Print every line below. Match each one exactly.

RECORDS SUPPLIED Block Start

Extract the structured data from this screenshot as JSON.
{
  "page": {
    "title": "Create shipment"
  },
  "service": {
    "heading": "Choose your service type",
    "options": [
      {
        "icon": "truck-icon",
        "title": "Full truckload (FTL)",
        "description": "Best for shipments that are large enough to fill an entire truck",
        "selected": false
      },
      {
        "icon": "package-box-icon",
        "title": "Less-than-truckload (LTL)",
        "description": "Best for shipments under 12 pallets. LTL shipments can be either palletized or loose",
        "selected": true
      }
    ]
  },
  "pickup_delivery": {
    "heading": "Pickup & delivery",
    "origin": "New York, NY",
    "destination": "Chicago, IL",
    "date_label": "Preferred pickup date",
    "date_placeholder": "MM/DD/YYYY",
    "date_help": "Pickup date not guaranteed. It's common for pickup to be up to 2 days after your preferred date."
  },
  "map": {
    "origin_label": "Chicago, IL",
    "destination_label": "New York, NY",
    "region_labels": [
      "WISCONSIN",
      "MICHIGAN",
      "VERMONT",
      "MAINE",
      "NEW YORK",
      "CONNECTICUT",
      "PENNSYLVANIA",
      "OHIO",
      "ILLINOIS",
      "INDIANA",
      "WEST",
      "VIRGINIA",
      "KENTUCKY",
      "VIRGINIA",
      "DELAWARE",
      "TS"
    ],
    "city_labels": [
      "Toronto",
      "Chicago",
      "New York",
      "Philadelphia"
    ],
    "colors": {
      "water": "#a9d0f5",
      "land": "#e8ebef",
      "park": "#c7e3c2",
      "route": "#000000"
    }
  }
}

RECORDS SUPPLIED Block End

--- OUTPUT FOR THIS TASK ---
Extract the structured data from this screenshot as JSON.
{
  "page": {
    "title": "Create shipment"
  },
  "service": {
    "heading": "Choose your service type",
    "options": [
      {
        "icon": "truck-icon",
        "title": "Full truckload (FTL)",
        "description": "Best for shipments that are large enough to fill an entire truck",
        "selected": false
      },
      {
        "icon": "package-box-icon",
        "title": "Less-than-truckload (LTL)",
        "description": "Best for shipments under 12 pallets. LTL shipments can be either palletized or loose",
        "selected": true
      }
    ]
  },
  "pickup_delivery": {
    "heading": "Pickup & delivery",
    "origin": "New York, NY",
    "destination": "Chicago, IL",
    "date_label": "Preferred pickup date",
    "date_placeholder": "MM/DD/YYYY",
    "date_help": "Pickup date not guaranteed. It's common for pickup to be up to 2 days after your preferred date."
  },
  "map": {
    "origin_label": "Chicago, IL",
    "destination_label": "New York, NY",
    "region_labels": [
      "WISCONSIN",
      "MICHIGAN",
      "VERMONT",
      "MAINE",
      "NEW YORK",
      "CONNECTICUT",
      "PENNSYLVANIA",
      "OHIO",
      "ILLINOIS",
      "INDIANA",
      "WEST",
      "VIRGINIA",
      "KENTUCKY",
      "VIRGINIA",
      "DELAWARE",
      "TS"
    ],
    "city_labels": [
      "Toronto",
      "Chicago",
      "New York",
      "Philadelphia"
    ],
    "colors": {
      "water": "#a9d0f5",
      "land": "#e8ebef",
      "park": "#c7e3c2",
      "route": "#000000"
    }
  }
}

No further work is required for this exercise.